By helping prepare the food for each event, the culinary students from SWISSAM learned traditional Native American recipes and cooking techniques they had never before been exposed to.
We served a handmade savory tamale with a traditional New Mexican red chile sauce made from chile pods at the Consul General’s reception and a sweet dessert tamale for the chef’s tasting at SWISSAM. I had to show the Russian guests that we don’t eat the outside of the tamale, (the corn husk), and they loved the corn masa and red chile. Our guests embraced the traditional red chile sauce, even though it was hotter than any of their local dishes. Almost every guest that tried the tamales, said that it was their first time ever eating one, and Chef Whitewater and myself made sure we had enough of them so guests could take several home to share with family members along with our freshly baked blue and white corn bread.
While some of the ingredients and cooking techniques were familiar to the chefs and students, many were new.
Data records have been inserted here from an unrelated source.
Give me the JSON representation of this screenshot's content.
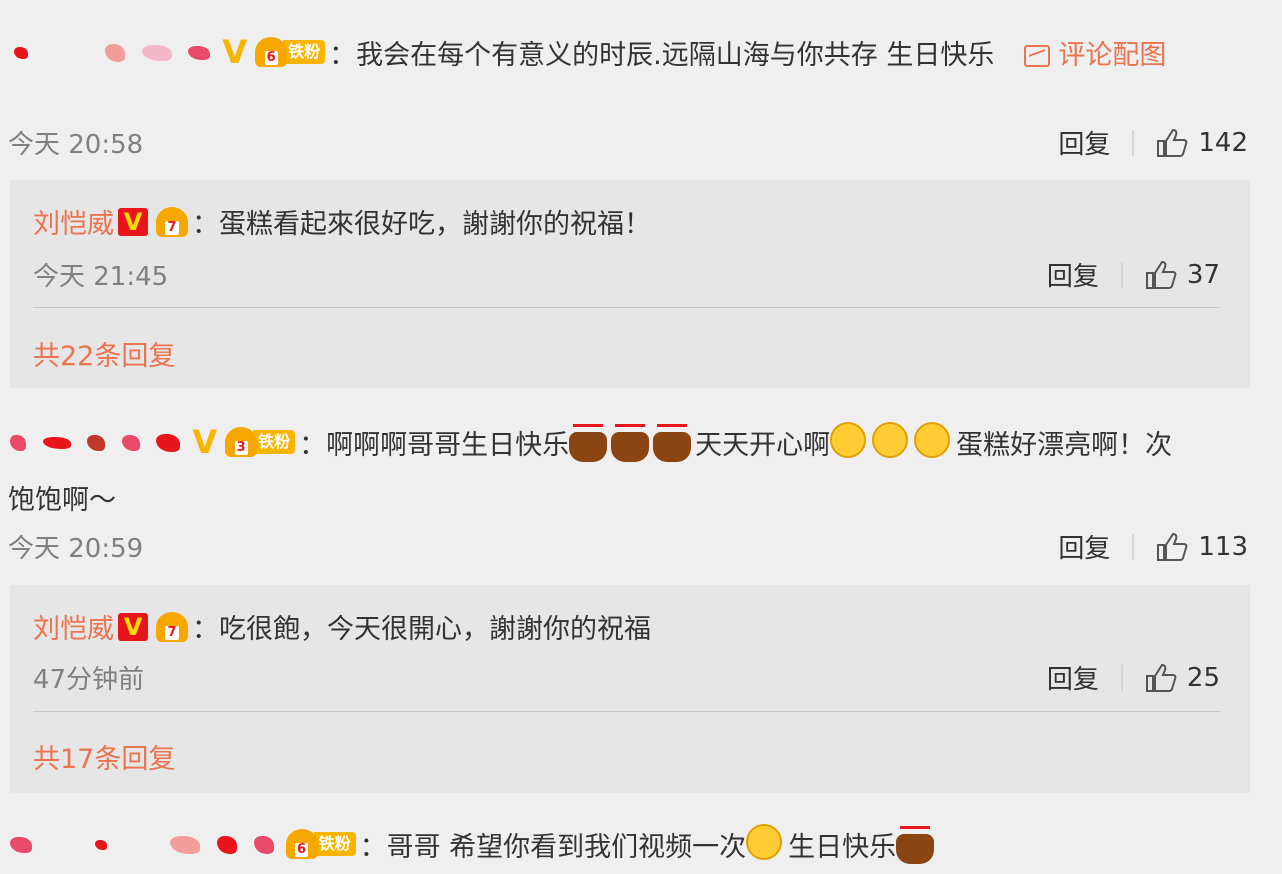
{
  "comments": [
    {
      "text": "：我会在每个有意义的时辰.远隔山海与你共存 生日快乐",
      "fan_level": "6",
      "fan_tag": "铁粉",
      "image_link": "评论配图",
      "time": "今天 20:58",
      "reply_label": "回复",
      "likes": "142",
      "reply": {
        "author": "刘恺威",
        "text": "：蛋糕看起來很好吃，謝謝你的祝福！",
        "time": "今天 21:45",
        "reply_label": "回复",
        "likes": "37",
        "more": "共22条回复"
      }
    },
    {
      "text_a": "：啊啊啊哥哥生日快乐",
      "text_b": "天天开心啊",
      "text_c": "蛋糕好漂亮啊！次",
      "text_d": "饱饱啊～",
      "fan_level": "3",
      "fan_tag": "铁粉",
      "time": "今天 20:59",
      "reply_label": "回复",
      "likes": "113",
      "reply": {
        "author": "刘恺威",
        "text": "：吃很飽，今天很開心，謝謝你的祝福",
        "time": "47分钟前",
        "reply_label": "回复",
        "likes": "25",
        "more": "共17条回复"
      }
    },
    {
      "text_a": "：哥哥 希望你看到我们视频一次",
      "text_b": " 生日快乐",
      "fan_level": "6",
      "fan_tag": "铁粉"
    }
  ],
  "colors": {
    "accent": "#eb7350",
    "verified_red": "#e8151c",
    "badge_gold": "#f7b500",
    "background": "#efefef",
    "reply_background": "#e6e6e6"
  },
  "icons": [
    "verified-v-icon",
    "fan-crown-icon",
    "thumbs-up-icon",
    "picture-icon",
    "cake-emoji-icon",
    "laughing-emoji-icon"
  ]
}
This cultural exchange impacted both the culinary students who are just launching their careers and the experienced chefs who are established and have forged their own styles. Even without a common language, it was obvious we made an impact on everyone who had experienced the local foods and dishes of our ancestors.
As I reflect on my trip to Russia and the purpose of the diplomatic mission, I think one of the most important messages that resonated with the chefs and culinary students was simple and universal: We are all part of the land from which we come. The food we prepare from each of our regions is place-based and filled with local terroir—the French word for conditions in which food is grown and gives it its unique characteristics. Each of our grandmothers has traditionally prepared foods that are unique to our ecological regions. These ancestral foods have always been prepared sustainably with the traditions of the land from which they come. Today, these foods can be prepared using contemporary artistry and presentation styles from our local regions so our guests can literally “eat the landscape” from which these ingredients come. This is the mission that Chef Whitewater and I have dedicated our culinary careers to, and this is what we are doing with local, regional, New Mexican and Native American ancestral ingredients at Red Mesa Cuisine, in Santa Fe, New Mexico.
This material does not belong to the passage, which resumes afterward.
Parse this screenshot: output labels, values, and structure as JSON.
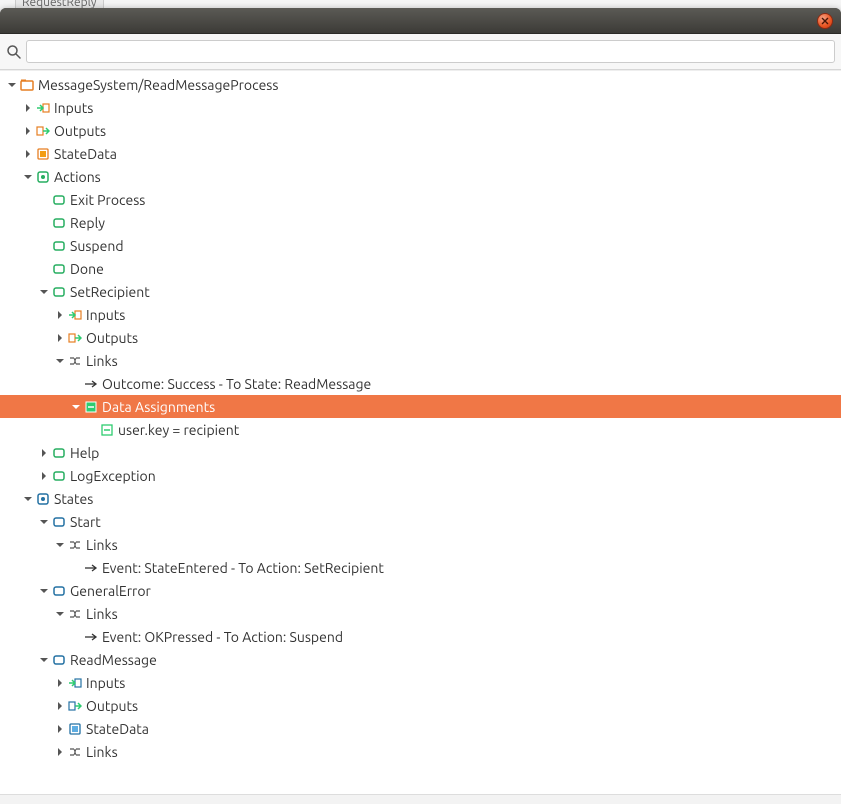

If we don’t pass meaningful culinary traditions to the next generation, then part of our culture will disappear. Chefs today have a wonderful opportunity to keep alive these crucial and significant culinary traditions for future generations.
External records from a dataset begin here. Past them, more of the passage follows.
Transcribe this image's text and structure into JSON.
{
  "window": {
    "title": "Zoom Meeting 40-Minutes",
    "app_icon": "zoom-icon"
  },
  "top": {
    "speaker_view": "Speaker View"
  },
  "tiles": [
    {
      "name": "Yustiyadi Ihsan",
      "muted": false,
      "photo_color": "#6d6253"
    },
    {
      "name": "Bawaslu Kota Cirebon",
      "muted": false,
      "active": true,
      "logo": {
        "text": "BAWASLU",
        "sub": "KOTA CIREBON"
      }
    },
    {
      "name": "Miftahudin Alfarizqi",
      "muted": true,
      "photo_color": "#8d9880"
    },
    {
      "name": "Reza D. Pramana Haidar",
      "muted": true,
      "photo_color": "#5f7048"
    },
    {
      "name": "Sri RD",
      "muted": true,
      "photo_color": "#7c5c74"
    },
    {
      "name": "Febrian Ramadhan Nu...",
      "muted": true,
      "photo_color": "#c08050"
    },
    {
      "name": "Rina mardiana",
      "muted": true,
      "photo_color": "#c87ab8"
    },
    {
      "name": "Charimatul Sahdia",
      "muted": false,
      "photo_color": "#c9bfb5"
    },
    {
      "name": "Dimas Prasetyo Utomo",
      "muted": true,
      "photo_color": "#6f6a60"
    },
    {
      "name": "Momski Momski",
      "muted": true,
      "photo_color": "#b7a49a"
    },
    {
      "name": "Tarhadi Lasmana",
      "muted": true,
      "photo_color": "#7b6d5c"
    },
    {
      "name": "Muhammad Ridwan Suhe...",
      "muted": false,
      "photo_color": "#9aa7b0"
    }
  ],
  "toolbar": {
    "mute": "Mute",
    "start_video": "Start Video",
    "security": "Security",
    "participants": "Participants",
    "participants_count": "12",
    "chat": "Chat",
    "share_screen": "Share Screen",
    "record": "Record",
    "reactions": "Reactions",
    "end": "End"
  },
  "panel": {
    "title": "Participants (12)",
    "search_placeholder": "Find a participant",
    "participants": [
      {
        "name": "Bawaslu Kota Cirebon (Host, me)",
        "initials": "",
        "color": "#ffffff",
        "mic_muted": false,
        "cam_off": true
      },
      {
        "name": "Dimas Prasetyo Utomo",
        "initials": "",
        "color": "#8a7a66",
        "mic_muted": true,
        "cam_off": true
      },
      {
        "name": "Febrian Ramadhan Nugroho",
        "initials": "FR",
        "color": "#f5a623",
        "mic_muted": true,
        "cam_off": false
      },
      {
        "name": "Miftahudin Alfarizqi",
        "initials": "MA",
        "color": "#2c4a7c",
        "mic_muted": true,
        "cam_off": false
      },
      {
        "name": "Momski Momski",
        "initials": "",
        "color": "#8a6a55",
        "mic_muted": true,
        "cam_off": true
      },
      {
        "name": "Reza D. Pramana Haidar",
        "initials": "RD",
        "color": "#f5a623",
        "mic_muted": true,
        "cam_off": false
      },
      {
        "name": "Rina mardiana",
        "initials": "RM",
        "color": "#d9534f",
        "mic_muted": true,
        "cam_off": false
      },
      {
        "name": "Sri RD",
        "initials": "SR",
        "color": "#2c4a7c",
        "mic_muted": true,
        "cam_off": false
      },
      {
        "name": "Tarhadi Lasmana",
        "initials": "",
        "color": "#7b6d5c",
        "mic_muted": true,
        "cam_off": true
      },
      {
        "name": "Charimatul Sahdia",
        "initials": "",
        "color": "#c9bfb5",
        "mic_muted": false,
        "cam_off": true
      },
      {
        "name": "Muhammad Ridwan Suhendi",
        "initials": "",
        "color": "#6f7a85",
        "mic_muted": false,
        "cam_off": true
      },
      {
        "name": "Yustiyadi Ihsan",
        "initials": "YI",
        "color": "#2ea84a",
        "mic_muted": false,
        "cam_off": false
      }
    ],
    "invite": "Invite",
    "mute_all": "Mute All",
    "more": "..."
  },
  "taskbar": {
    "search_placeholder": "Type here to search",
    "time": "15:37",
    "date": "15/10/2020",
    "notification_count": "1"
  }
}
Food, in this instance, is the common thread that binds us. It teaches us the importance and value of each other. Food is indeed the essence of life. To find and share that common ground in Russia is remarkable. The relationships that were formed will last forever and the experience of using food as an agent of diplomacy was the perfect medium for these changes to happen.